Jana Kratěnová from the Technology Centre of the Academy of Sciences spoke about the Horizon 2020 requirements in more detail. She reflected on the tension between what funders requires and what publishers allow. The EC requirements mandate open access and expect publications to be shared within 6 or 12 months depending on the discipline. Some people are concerned about such policies restricting the choice of publisher, for example if researchers want to publish in a high-impact journal that doesn’t offer ‘gold’ options or allow self-archiving in the required timeframes. From the twitter stream it sounds like similar concerns were raised at the Oxford event too. 

It was interesting to learn more about the open access position in the Czech Republic. Hana, Petra and their colleagues were excellent hosts. We had time to enjoy a wander around the old towns and were told about the local history. We also sampled the excellent wine and beer brewed at the Czech University of Life Sciences. Very tasty!

Fostering open science

Training for EC project officers on open access and open data in Horizon 2020

We ran four half-day workshops at the end of June as part of the FOSTER project. FOSTER aims to facilitate open science by training researchers about open access a…

Horizon 2020, Research Data Management, You, and Us.
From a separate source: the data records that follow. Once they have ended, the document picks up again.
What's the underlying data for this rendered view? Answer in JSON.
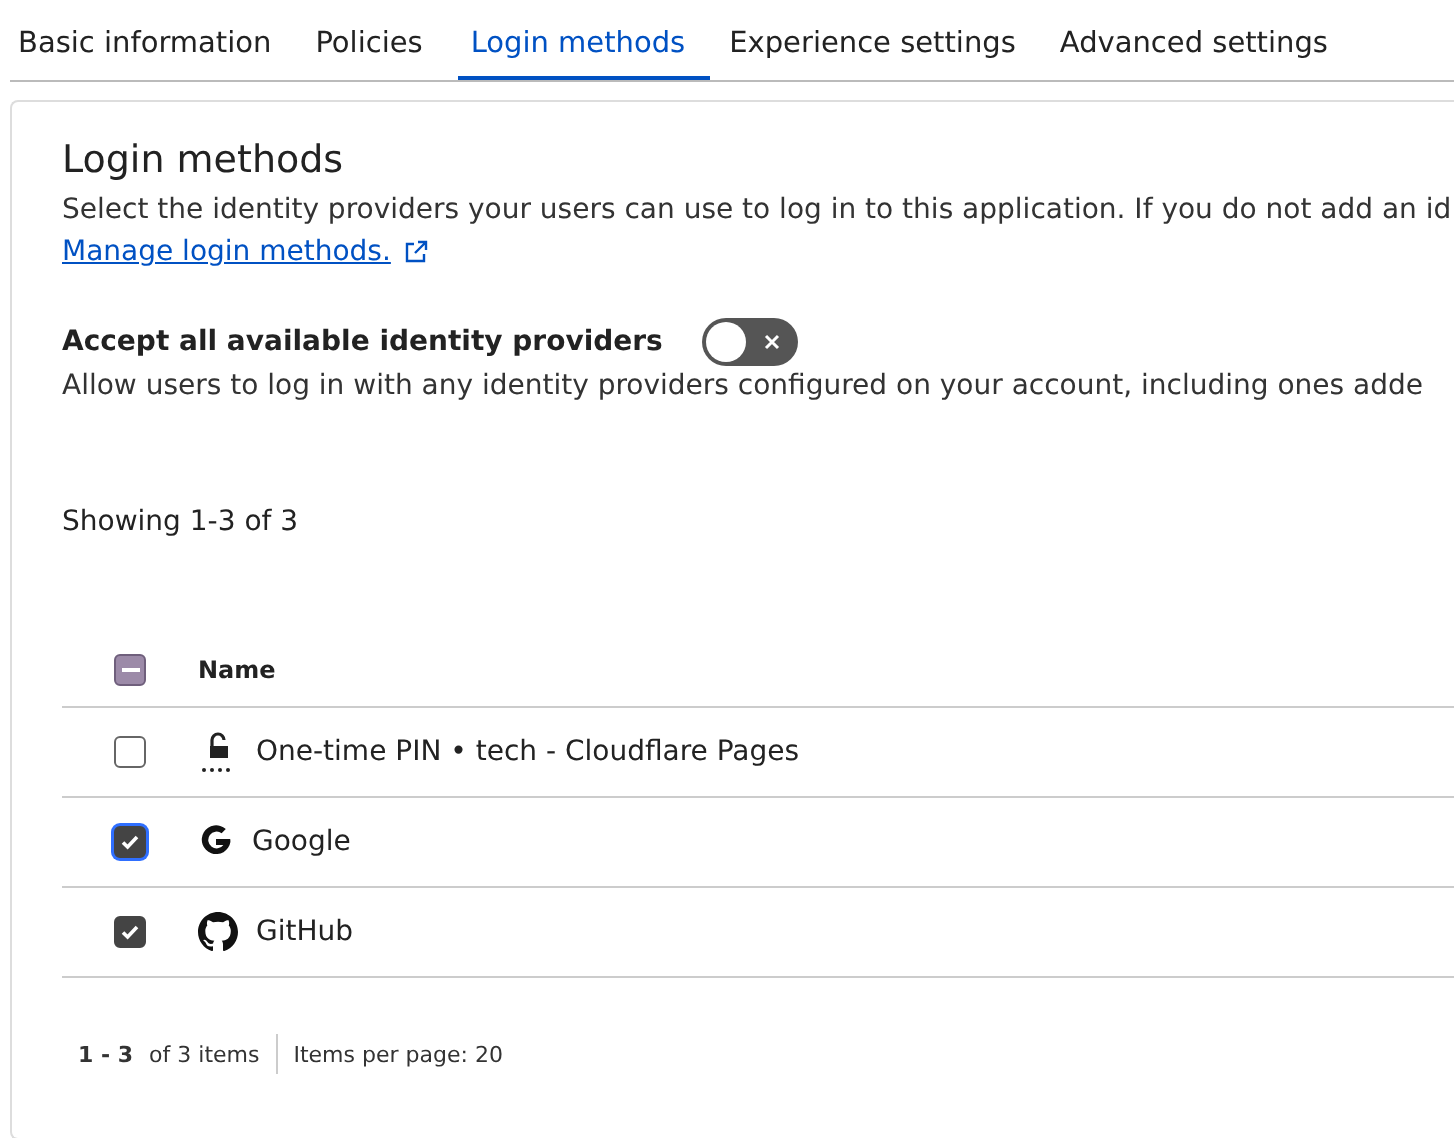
{
  "tabs": [
    {
      "label": "Basic information",
      "selected": false
    },
    {
      "label": "Policies",
      "selected": false
    },
    {
      "label": "Login methods",
      "selected": true
    },
    {
      "label": "Experience settings",
      "selected": false
    },
    {
      "label": "Advanced settings",
      "selected": false
    }
  ],
  "section": {
    "title": "Login methods",
    "description": "Select the identity providers your users can use to log in to this application. If you do not add an id",
    "link": "Manage login methods."
  },
  "accept_all": {
    "label": "Accept all available identity providers",
    "on": false,
    "description": "Allow users to log in with any identity providers configured on your account, including ones adde"
  },
  "showing": "Showing 1-3 of 3",
  "table": {
    "header_checkbox": {
      "indeterminate": true
    },
    "columns": [
      "Name"
    ],
    "rows": [
      {
        "kind": "pin",
        "name": "One-time PIN • tech - Cloudflare Pages",
        "checked": false
      },
      {
        "kind": "google",
        "name": "Google",
        "checked": true
      },
      {
        "kind": "github",
        "name": "GitHub",
        "checked": true
      }
    ]
  },
  "pagination": {
    "range": "1 - 3",
    "total": "of 3 items",
    "per_page": "Items per page: 20"
  }
}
Horizon 2020[i] is the European Union’s latest research and innovation funding programme, making €80 billion available in the seven years between now and 2020. Horizon 2020 embraces the global movement amongst research funders that requires data generated be made available for verification, … Continue reading